An important distinction needs to be made between what’s happening at Yale and what’s happening at the University of Missouri. While there may also be difficult issues about speech and freedom of the press at play at Mizzou, ultimately what’s at stake is the actual physical safety of students of color. Death threats have been made. The two situations are not analogous.
With that out of the way, let’s examine exactly what happened at Yale. On October 27, a group of thirteen Yale administrators sent out an email to the entire college community that provided some advice, or guidelines for what may not be appropriate as a Halloween costume. It included a set of questions one should ask oneself. This included things like “If this costume is meant to be historical, does it further misinformation or historical and cultural inaccuracies?” (which, you know, God forbid somebody wears a Halloween costume that is mildly historically inaccurate), and “Could someone take offense with your costume and why?” I personally find the reasoning that leads no fewer than thirteen administrators sending a set of guidelines on dressing oneself to a community of intelligent, thinking adults somewhat questionable. As do others, it turns out.

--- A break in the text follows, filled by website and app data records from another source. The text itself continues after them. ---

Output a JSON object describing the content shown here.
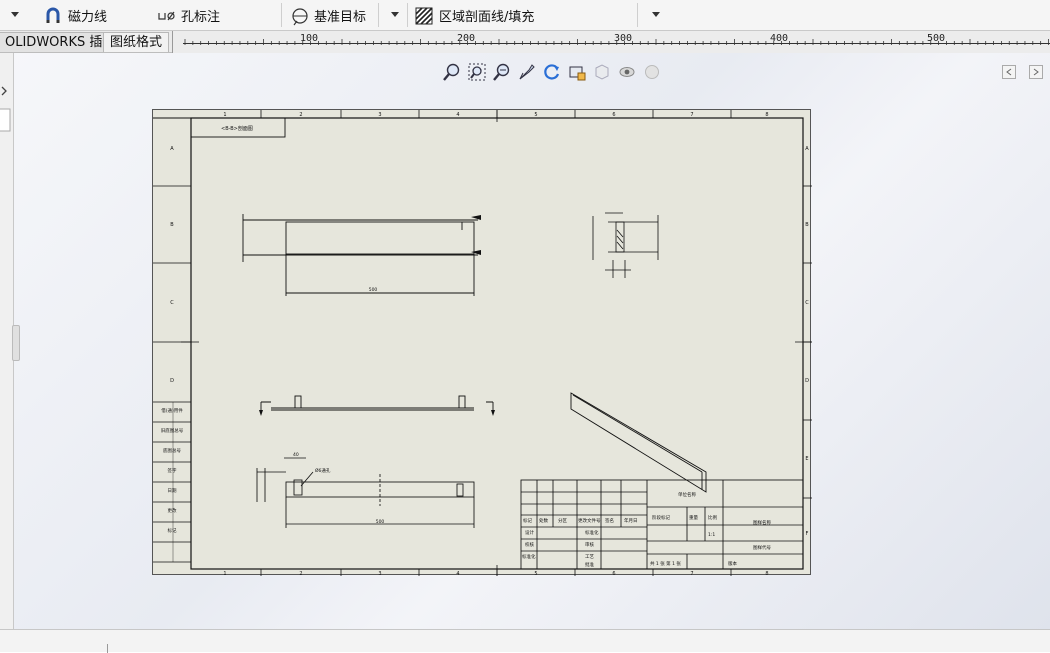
{
  "ribbon": {
    "items": [
      {
        "label": "磁力线",
        "icon": "magnet-line-icon"
      },
      {
        "label": "孔标注",
        "icon": "hole-callout-icon"
      },
      {
        "label": "基准目标",
        "icon": "datum-target-icon"
      },
      {
        "label": "区域剖面线/填充",
        "icon": "area-hatch-icon"
      }
    ]
  },
  "tabs": [
    {
      "label": "OLIDWORKS 插件"
    },
    {
      "label": "图纸格式"
    }
  ],
  "ruler": {
    "ticks": [
      "100",
      "200",
      "300",
      "400",
      "500"
    ]
  },
  "heads_up_toolbar": {
    "icons": [
      "zoom-to-fit-icon",
      "zoom-to-area-icon",
      "zoom-in-out-icon",
      "pan-icon",
      "rotate-icon",
      "view-orientation-icon",
      "display-style-icon",
      "hide-show-icon",
      "appearance-icon"
    ]
  },
  "drawing": {
    "note": "<B-B>剖面图",
    "dim_front_length": "500",
    "dim_bottom_length": "500",
    "dim_detail": "Ø6通孔",
    "dim_top": "40",
    "zone_numbers_top": [
      "1",
      "2",
      "3",
      "4",
      "5",
      "6",
      "7",
      "8"
    ],
    "zone_letters_side": [
      "A",
      "B",
      "C",
      "D",
      "E",
      "F"
    ],
    "left_strip_labels": [
      "借(通)用件",
      "旧底图总号",
      "底图总号",
      "签字",
      "日期",
      "更改",
      "标记"
    ],
    "title_block": {
      "company": "单位名称",
      "drawing_name": "图样名称",
      "drawing_no": "图样代号",
      "headers": [
        "标记",
        "处数",
        "分区",
        "更改文件号",
        "签名",
        "年月日"
      ],
      "rows": [
        "设计",
        "校核",
        "工艺",
        "标准化",
        "审核",
        "批准"
      ],
      "stage": "阶段标记",
      "weight": "重量",
      "scale": "比例",
      "scale_value": "1:1",
      "sheet_info": "共 1 张  第 1 张",
      "version": "版本"
    }
  },
  "colors": {
    "sheet_bg": "#e6e6dc",
    "line": "#111111"
  }
}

In response to the aforementioned email, Erika Christakis, who is the faculty “master” of Silliman College, one of Yale’s constituent residential communities, sent an email to the students living in Silliman, questioning Yale’s practice of dispensing this type of advice. She writes, very reasonably, “I wonder if we should reflect more transparently, as a community, on the consequences of an institutional (bureaucratic and administrative) exercise of implied control over college students,” but that she does not “wish to trivialize genuine concerns about cultural and personal representation.” She goes on to advocate for free and open discourse among students about Halloween costumes, as opposed to top-down administrative guidance. The crux being, let people be offensive; if you’re offended, maybe it’s more productive to let the person who has offended you know, and have a conversation about it. This is a reasonable, if debatable, view on the matter.
What happened next is truly alarming. Students became outraged at Christakis, demanding her and her husband’s resignation (they preside over the college together; both are faculty). When Nicholas Christakis disagreed politely with one student’s public assertion, caught on film, that he had failed in his duties as master by sending out the email, the stuednt exploded into angry vitriol: “If that is what you think about being a master you should step down! It is not about creating an intellectual space! It is not! Do you understand that? It’s about creating a home here. You are not doing that!” She tragically assumes that an intellectual space and a home cannot be one and the same.
That the free exchange of ideas and room for offense and conversation advocated by Erika Christakis is met with this type of reaction is seriously problematic. It indicates quite clearly that there is a real issue with racial inequality on Yale’s campus. If students at one of the most privileged, expensive and, yes, safe colleges in the country feel unsafe in their residences, a problem must clearly exist that needs to be addressed. One possible reason why we aren’t having a similar conflict at Bates is because our campus can be considered a place of overwhelming inclusivity; the problem at Yale does seem to stem from a lack thereof.
But where the protesters fail is in their blunt and violent intolerance towards opposing viewpoints. Champions of civil rights and social justice simply do not succeed, ever, when their primary M.O. is to silence dissenting voices and make radical and ill-considered demands. The increasingly prevalent “politically correct” mindset, which stems from a socially Marxist notion that, in the process of remedying historical inequality, the rights and voices of oppressors are somehow less valuable than the rights and voices of the oppressed, hurts free discourse at its core, and in turn, hurts the very causes the politically correct work to advance. The gay rights movement didn’t achieve civil and legal equality for LGBTQ+ individuals by demanding those in opposition to it be fired, and newspapers which published dissenting articles be defunded. The movement succeeded by using constitutional protections for free press and speech to its advantage, and by persuading the majority of Americans of its merit through civil and productive conversations. If we are indeed engaged in a new civil rights movement, we must remember that the defense of free speech and advancing the interests of persecuted people, are not only mutually inclusive, but necessary for each other’s survival.